“The President’s Own” U.S. Marine Band returns to the University of Maryland’s Clarice Smith Performing Arts Center in College Park with a special program that Director Lt. Col. Jason K. Fettig built around the four classical elements: fire, water, earth, and air. Ancient Greek philosophers, to include Plato and Aristotle, introduced the idea that all things in the physical world could be connected to one of the four classical elements. Music is often the representation and inspiration of the world both around and within us and this concert explores the classical elements in classical music, from fire in Igor Stravinsky’s Fireworks to water in Leonard Bernstein’s Symphonic Suite from On the Waterfront, and earth with Darius Milhaud’s depiction of the genesis of the planet itself in La Création du monde. These elements are all tied together by the very wind that powers this grand acoustic ensemble called the concert band.
While the ancient Greeks first presented the concept of the four elements, the Eastern Asian cultures transformed the idea into a belief in the transmission of energy between elements, to include wood and metal. These elements are represented in grand fashion in Jennifer Higdon’s virtuosic Percussion Concerto, featuring assistant principal percussion Master Gunnery Sgt. Christopher Rose. Higdon composed the concerto in 2005, but transcribed it for band upon Rose’s request and the Marine Band and Rose performed the world premiere of the composer’s transcription on May 10, 2009.
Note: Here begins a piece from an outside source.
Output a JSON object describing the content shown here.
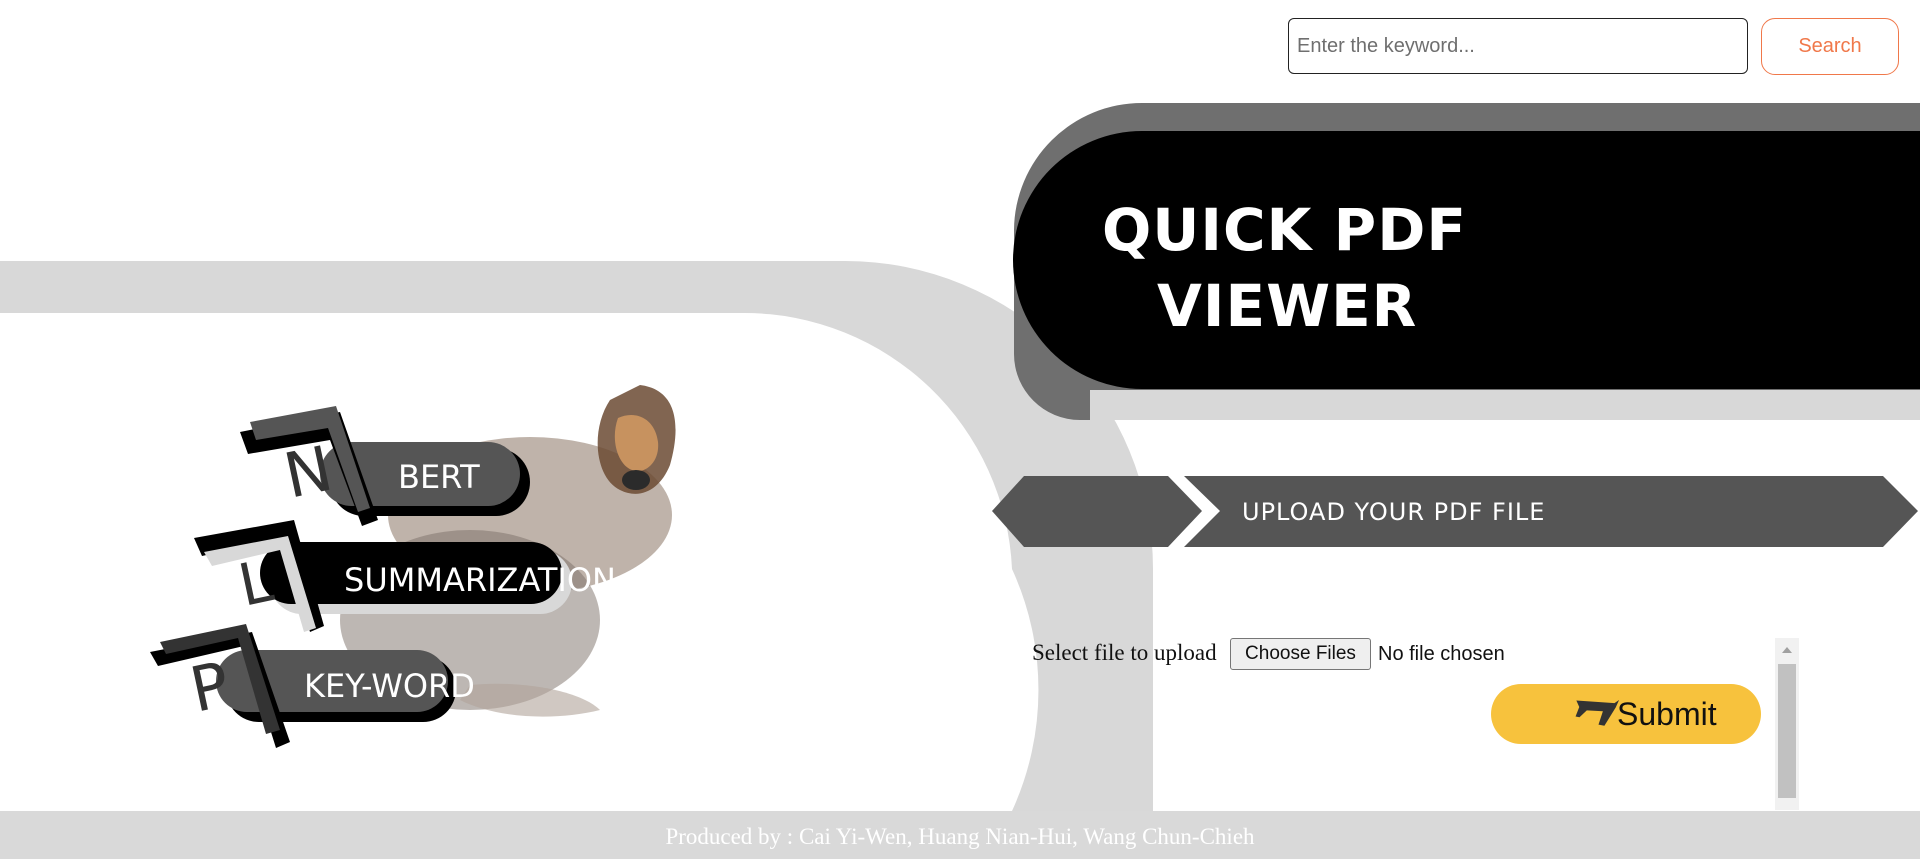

By creating a concerto for percussion, Higdon not only put the soloist in the spotlight, but also the wide array of instruments percussionists employ. Higdon said in her program notes, “From vibraphone and marimba to non-pitched smaller instruments (brake drum, wood blocks, Peking Opera gong), and to the drums themselves. Not only does a percussionist have to perfect playing all of these instruments, but also he or she must make hundreds of decisions regarding the use of sticks and mallets, as there is an infinite variety of possibilities from which to choose.” As patrons will see for themselves, the instruments take up a significant amount of space on stage which creates an additional challenge for the soloist: choreography. “It’s a very physical performance; the movements are almost as important at the notes themselves,” Rose admitted. “It’s just as visual as it is musical. Whenever I have performed this piece, folks always tell me afterward they were silently rooting for me to get to each instrument on time.”
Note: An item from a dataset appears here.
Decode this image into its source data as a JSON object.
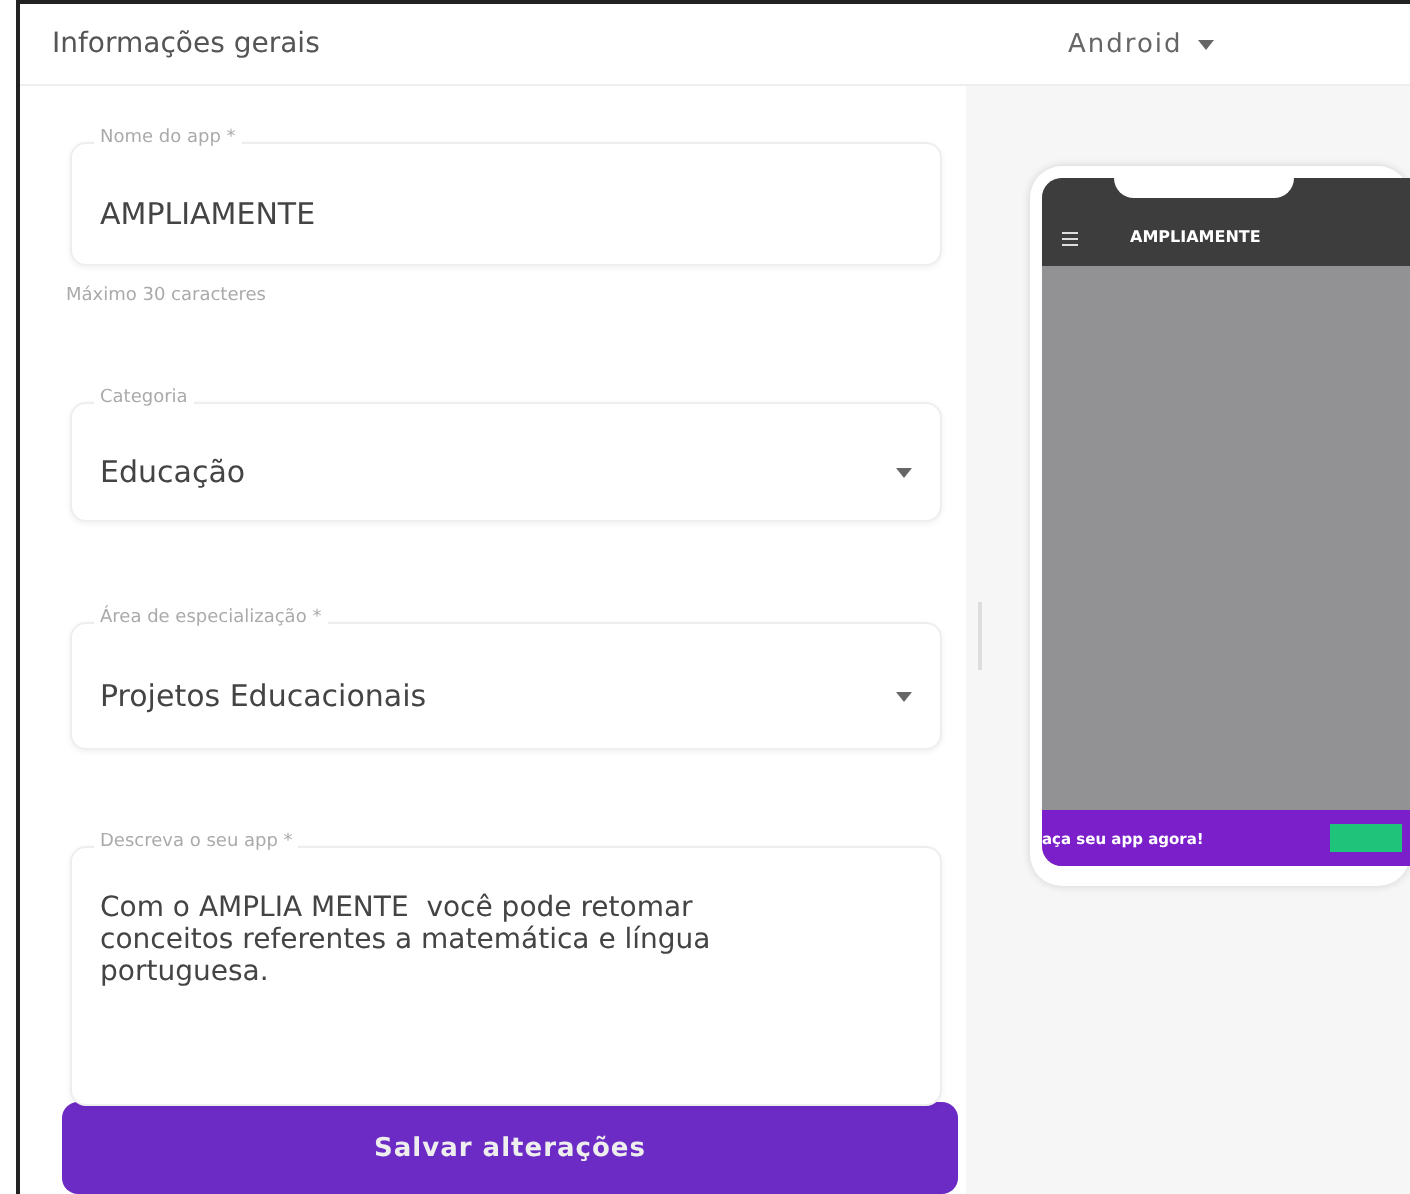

Rose had the opportunity to work with Higdon in preparation for the premiere and he said that although it was intimidating, she had an uncanny way of communicating her ideas without being critical. “As popular as she is, she still is so excited that someone wants to play her music. But she allows the soloists to let their personality show,” Rose said. The intricate cadenza at the end will give Rose the perfect opportunity to display his own personality as he performs the improvised and original passage but he is most looking forward to the interaction between himself, the percussion section, and the ensemble itself. “Her music is difficult but very accessible,” Rose said. “I’m scared to death to perform it again, but as my grandfather used to say, ‘if you aren’t nervous, you aren’t prepared.’
The performance will take place at 2 p.m., Sunday, May 3 at the Dekelboum Concert Hall at the Clarice Smith Performing Arts Center at the University of College Park located at Stadium Drive and Route 192 in College Park, Maryland. The concert is free, no tickets are required and free parking is available.
Concert program and notes
Directions and Info